[Material for the task]
▼▼▼
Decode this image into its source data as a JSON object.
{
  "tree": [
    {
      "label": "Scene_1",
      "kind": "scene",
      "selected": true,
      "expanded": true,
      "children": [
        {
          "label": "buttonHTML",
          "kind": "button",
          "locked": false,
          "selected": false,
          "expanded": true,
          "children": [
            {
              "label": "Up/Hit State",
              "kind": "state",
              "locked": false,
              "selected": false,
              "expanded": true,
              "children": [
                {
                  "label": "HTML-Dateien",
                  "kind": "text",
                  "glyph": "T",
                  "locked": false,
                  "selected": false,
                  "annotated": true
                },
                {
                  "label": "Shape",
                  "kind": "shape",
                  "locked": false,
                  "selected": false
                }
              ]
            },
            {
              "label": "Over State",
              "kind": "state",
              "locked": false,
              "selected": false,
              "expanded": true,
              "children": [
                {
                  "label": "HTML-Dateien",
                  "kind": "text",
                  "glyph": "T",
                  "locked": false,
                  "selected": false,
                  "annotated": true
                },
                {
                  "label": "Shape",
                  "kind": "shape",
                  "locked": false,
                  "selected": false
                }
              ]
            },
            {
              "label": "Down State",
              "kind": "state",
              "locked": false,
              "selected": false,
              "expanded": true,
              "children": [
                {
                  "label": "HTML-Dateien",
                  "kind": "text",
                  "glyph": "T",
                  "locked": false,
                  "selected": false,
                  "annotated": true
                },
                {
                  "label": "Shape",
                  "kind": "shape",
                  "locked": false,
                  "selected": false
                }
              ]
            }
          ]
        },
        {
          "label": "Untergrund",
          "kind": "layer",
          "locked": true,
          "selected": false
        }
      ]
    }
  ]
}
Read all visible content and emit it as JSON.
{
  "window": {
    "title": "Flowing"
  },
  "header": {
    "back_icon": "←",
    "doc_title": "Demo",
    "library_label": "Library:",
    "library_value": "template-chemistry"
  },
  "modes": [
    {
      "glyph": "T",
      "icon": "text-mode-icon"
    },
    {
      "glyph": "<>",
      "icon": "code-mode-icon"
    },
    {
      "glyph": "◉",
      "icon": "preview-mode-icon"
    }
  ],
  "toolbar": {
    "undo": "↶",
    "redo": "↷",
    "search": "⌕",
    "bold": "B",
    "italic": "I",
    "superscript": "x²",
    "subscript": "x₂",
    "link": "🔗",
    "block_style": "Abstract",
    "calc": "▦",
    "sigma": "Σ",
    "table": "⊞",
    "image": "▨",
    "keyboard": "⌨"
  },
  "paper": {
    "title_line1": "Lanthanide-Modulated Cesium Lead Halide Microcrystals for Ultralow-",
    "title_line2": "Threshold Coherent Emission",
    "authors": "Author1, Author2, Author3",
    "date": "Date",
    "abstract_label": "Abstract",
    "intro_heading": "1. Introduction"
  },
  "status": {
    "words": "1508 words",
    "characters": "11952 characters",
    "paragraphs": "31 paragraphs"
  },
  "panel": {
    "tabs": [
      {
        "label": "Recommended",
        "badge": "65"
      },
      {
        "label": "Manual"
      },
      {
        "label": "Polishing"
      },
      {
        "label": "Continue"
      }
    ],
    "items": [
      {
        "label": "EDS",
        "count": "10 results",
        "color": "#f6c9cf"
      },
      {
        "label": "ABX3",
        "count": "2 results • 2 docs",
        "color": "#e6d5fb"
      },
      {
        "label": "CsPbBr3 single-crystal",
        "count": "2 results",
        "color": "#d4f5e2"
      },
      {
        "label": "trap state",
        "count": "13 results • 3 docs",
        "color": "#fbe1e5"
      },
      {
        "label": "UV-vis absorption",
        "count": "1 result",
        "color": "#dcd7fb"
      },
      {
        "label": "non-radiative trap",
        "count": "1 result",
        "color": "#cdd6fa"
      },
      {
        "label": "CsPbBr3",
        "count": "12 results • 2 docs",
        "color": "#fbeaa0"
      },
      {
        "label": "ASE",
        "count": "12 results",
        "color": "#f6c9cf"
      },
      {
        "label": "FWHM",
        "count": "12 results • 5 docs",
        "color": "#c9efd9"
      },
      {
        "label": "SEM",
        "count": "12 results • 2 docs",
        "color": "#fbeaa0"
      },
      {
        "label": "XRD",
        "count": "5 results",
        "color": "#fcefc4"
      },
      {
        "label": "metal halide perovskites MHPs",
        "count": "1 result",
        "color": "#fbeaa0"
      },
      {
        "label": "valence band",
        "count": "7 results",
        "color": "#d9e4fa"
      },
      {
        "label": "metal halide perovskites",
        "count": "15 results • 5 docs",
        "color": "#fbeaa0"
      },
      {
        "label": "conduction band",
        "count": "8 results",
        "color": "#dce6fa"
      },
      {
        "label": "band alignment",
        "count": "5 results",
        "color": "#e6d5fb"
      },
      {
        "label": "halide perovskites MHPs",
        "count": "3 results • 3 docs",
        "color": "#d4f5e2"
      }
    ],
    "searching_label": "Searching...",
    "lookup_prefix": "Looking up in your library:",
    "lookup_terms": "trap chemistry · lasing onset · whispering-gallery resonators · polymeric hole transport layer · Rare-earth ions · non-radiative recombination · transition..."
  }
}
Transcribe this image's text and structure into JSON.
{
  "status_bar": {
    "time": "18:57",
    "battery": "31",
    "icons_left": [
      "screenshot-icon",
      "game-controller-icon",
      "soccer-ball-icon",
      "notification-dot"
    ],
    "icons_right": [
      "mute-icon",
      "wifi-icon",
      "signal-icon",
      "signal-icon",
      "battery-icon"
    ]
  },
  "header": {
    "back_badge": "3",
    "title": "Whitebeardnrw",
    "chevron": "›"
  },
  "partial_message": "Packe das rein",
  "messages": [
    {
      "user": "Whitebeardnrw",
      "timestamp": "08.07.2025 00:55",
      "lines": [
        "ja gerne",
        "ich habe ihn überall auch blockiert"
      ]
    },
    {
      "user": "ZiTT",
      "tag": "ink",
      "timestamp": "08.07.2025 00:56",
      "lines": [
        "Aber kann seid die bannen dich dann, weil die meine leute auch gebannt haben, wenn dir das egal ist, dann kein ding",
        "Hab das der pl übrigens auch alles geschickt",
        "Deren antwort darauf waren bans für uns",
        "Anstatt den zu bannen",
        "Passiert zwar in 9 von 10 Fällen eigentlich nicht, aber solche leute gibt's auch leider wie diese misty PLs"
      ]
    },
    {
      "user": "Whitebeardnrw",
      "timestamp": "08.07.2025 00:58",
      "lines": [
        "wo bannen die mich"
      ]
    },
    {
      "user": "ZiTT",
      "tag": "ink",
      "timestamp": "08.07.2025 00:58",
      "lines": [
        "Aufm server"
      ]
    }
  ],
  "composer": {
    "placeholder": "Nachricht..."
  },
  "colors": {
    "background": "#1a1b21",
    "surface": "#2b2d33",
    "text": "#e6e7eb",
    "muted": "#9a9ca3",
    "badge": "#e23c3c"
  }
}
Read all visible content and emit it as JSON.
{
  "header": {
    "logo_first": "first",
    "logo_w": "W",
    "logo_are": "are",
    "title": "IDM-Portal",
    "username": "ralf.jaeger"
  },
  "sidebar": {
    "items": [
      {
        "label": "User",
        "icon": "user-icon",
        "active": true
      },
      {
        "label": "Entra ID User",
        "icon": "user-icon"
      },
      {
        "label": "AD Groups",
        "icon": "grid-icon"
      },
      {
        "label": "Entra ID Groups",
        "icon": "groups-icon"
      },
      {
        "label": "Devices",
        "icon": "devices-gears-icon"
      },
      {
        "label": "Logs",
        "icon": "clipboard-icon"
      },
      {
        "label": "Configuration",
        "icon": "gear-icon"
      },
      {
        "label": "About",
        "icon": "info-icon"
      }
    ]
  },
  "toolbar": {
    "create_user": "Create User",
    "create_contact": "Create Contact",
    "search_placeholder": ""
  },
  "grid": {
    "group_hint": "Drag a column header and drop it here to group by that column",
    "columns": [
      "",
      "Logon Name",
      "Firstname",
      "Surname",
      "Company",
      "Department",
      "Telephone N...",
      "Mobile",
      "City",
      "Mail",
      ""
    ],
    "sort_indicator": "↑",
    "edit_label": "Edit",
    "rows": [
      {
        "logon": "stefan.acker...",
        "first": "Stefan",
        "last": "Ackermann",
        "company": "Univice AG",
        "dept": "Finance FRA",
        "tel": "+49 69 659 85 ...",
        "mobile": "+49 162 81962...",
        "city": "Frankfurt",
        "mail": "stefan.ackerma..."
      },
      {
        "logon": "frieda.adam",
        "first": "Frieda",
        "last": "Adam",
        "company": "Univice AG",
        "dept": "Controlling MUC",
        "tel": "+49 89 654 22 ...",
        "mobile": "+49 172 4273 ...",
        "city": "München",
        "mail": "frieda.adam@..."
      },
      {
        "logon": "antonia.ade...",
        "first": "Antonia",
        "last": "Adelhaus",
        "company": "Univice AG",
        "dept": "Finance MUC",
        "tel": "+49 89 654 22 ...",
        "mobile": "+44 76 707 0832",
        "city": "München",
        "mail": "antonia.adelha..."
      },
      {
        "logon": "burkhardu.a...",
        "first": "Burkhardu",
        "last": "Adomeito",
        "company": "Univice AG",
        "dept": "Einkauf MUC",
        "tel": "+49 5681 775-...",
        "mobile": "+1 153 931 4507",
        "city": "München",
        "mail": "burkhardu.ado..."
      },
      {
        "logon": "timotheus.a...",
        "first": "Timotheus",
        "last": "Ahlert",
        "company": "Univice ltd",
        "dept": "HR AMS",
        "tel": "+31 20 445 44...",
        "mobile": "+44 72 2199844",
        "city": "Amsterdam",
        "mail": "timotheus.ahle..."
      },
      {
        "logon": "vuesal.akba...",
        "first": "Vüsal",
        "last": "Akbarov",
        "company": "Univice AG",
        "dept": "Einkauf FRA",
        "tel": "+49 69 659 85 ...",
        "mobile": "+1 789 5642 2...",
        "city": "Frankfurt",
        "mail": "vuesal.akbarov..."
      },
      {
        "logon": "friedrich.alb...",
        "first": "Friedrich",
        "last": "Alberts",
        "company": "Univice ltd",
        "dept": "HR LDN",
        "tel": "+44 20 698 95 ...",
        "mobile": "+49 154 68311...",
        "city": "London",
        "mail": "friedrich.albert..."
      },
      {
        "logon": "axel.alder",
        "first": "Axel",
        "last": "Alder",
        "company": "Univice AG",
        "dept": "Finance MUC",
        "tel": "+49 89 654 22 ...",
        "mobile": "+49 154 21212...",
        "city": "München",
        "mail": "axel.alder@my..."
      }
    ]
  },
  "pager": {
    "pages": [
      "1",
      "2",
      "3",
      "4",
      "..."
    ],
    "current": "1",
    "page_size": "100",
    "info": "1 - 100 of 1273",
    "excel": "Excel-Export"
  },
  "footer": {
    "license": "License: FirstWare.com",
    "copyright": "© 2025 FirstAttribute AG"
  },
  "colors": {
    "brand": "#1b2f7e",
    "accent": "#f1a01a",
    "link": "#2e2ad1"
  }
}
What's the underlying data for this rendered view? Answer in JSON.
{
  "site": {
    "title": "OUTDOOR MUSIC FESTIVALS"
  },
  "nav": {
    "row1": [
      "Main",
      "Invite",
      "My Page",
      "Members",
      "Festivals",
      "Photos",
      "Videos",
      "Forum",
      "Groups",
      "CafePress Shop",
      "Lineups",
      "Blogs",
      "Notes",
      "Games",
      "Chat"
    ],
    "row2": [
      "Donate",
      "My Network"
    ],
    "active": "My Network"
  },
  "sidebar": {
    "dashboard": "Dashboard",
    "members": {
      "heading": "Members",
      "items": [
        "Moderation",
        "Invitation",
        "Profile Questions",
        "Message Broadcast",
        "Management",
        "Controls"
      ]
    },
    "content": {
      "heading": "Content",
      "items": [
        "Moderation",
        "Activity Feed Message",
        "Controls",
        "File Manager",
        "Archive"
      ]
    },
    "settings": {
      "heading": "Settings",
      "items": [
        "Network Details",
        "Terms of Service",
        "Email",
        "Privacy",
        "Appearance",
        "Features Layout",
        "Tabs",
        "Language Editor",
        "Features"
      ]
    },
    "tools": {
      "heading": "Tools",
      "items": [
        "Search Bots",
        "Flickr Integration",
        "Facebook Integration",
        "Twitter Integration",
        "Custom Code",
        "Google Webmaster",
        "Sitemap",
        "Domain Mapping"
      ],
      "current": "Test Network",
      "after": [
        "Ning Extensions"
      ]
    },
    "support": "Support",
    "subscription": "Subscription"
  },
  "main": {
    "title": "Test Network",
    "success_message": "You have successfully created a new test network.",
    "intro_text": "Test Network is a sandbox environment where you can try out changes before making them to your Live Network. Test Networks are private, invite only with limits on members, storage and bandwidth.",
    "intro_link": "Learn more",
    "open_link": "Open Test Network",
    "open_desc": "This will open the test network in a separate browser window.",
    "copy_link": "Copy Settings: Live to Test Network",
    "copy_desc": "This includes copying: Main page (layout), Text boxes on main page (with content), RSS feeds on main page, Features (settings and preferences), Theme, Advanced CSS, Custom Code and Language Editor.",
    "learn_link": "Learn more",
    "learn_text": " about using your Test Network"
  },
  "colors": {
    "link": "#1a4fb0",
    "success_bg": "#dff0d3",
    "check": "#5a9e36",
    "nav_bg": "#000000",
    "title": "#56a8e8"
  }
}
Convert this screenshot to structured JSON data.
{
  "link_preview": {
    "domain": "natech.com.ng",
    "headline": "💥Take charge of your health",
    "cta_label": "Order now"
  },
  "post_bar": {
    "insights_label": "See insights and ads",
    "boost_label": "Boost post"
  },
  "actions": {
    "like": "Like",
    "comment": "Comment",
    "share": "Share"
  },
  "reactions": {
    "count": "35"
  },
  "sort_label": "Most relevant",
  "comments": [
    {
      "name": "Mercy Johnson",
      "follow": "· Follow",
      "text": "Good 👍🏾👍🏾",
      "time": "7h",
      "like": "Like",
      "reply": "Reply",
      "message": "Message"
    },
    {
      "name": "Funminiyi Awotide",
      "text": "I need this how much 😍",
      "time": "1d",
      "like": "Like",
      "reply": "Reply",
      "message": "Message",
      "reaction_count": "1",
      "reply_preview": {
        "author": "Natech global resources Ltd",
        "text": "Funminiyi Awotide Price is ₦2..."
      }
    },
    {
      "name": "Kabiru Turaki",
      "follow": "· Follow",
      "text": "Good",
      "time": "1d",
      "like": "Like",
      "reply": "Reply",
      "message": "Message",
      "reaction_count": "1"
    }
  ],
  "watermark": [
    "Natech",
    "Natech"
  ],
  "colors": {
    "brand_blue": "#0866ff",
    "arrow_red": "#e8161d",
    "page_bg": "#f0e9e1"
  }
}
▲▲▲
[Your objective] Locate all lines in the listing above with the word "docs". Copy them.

[Worked solution]
        "count": "2 results • 2 docs",
        "count": "13 results • 3 docs",
        "count": "12 results • 2 docs",
        "count": "12 results • 5 docs",
        "count": "12 results • 2 docs",
        "count": "15 results • 5 docs",
        "count": "3 results • 3 docs",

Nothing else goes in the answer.